Last night, the Disney Channel aired the two-part Austin & Ally TV series finale. Unlike too many cancelled or finished series, after running 87 episodes over the course of four seasons, this kids’s sitcom gave its audience what every audience deserves: closure. [Spoilers below!]
In the last episode of Austin & Ally, “Musicals & Moving On,” Austin Moon (Ross Lynch) marries Ally Dawson (Laura Marano). That’s not the only happy ending, though. Carrie (Hannah Kat Jones) and Dez (Calum Worthy) tie the knot. Meanwhile, Dez’s nemesis, Chuck McCoy (John Paul Green) weds Trish De la Rosa (Raini Rodriguez).
Variety talked to series creators, Kevin Kopelow and Heath Seifert, about ending Austin & Ally:
Why is it the right time to end the show?
We would have loved to continue the show forever. Our dream when we started the show was to hit a hundred episodes and we came pretty close. We still had a lot of stories we wanted to tell, but the average Disney show usually only goes three or four seasons. In fact, our show was as good as done after season three, but we worked really hard to get those last episodes. It was interesting because we had to write the end of season three as if it was going to be the last. When we did the season four finale, we knew we were done.

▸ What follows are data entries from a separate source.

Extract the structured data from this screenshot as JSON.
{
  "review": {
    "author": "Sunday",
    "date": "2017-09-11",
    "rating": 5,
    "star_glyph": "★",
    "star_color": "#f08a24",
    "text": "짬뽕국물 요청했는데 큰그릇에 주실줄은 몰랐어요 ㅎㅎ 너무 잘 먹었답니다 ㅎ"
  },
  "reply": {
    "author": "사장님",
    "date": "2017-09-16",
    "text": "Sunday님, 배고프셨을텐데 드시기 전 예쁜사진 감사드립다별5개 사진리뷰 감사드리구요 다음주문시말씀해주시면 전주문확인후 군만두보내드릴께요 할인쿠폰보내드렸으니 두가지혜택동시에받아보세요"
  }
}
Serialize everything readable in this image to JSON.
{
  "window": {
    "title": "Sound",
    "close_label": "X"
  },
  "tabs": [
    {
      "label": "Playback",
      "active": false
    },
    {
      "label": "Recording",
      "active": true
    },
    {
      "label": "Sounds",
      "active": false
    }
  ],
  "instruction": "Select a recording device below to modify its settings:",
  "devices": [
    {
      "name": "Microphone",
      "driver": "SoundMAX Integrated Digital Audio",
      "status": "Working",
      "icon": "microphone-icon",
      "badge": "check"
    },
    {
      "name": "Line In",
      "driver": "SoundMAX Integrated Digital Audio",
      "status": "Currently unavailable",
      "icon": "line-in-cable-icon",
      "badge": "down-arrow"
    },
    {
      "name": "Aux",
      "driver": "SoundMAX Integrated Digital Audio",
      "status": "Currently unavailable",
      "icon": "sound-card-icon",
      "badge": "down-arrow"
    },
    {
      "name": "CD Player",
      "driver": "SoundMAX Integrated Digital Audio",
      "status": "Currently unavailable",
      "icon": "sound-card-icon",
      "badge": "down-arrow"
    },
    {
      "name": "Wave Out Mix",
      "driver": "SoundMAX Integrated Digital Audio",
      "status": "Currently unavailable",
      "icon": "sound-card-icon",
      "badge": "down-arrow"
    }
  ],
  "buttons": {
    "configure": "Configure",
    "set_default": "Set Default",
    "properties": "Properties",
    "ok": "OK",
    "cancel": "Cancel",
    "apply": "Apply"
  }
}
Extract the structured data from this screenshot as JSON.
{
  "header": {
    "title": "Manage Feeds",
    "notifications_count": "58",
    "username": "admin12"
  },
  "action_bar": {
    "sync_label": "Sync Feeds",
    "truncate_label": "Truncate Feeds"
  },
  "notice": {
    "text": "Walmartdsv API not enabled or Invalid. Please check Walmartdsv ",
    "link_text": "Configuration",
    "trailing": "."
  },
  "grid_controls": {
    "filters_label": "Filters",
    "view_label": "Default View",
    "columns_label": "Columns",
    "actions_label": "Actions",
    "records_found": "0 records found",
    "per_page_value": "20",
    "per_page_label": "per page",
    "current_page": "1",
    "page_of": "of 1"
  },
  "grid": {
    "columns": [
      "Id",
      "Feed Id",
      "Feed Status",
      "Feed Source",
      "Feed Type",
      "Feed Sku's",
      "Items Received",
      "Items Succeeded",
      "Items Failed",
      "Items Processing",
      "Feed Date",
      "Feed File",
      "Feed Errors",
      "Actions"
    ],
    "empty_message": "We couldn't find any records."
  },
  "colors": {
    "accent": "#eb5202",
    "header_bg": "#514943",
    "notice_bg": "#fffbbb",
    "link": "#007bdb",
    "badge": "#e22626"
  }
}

There have been some rumors about an “Austin & Ally” movie — any truth to that?
We will never say never. We have lots of ideas for one, and we’d love nothing more than to work with the cast again, either as their “Austin & Ally” characters, or otherwise.
What will you miss most about the show?
The cast and crew. It was a very special set. Anytime anyone would visit, they would marvel at what a harmonious and positive environment we’d created. It was truly a family. We still talk to the cast all the time, and our greatest takeaway from the whole experience is the lifelong friendships we gained.
What was the last day on set like?
Very emotional. The whole season was very emotional because we knew the show was ending. The last few weeks, everybody was constantly crying and hugging. Every day there was a “last” something — “Oh, this is the last time Ross and Laura will be sitting at a piano together,” “this is the last performance,” “this is the last time we’ll be in the practice room,” etc. By the time we finished shooting on the last day, nobody wanted to leave. We hung out for hours afterwards.
Here is more on the end of Austin & Ally, from star Laura Marano, at TVLine:
Marano knows a thing or two about finales. In fact, there’s one season-ender that still haunts her:
“When we ended our third season, and we didn’t know if we were going to have a fourth season, I was really mad that Austin wasn’t singing anymore,” she admits. “I was like, ‘We cannot end the show this way! No!’”
Fortunately, they did get a fourth season, allowing fans to witness the titular couple’s ultimate — and as Marano says, “complete” — ending.
“I think everyone loves opposites, and it’s been clear since the pilot that Austin and Ally are so different,” she adds. “None of us, including the producers, expected Austin and Ally to get together so soon. I didn’t even think it would happen in the second season, but the script came in, and Ross [Lynch] and I were like, ‘Well, this is happening.’”
Check out these photos from the Austin & Ally series finale, “Musicals & Moving On.”
What do you think? Did the Austin & Ally TV show end at the right time? Would you have tuned in for a fifth season? What would you like to see in an Austin & Ally TV movie sequel?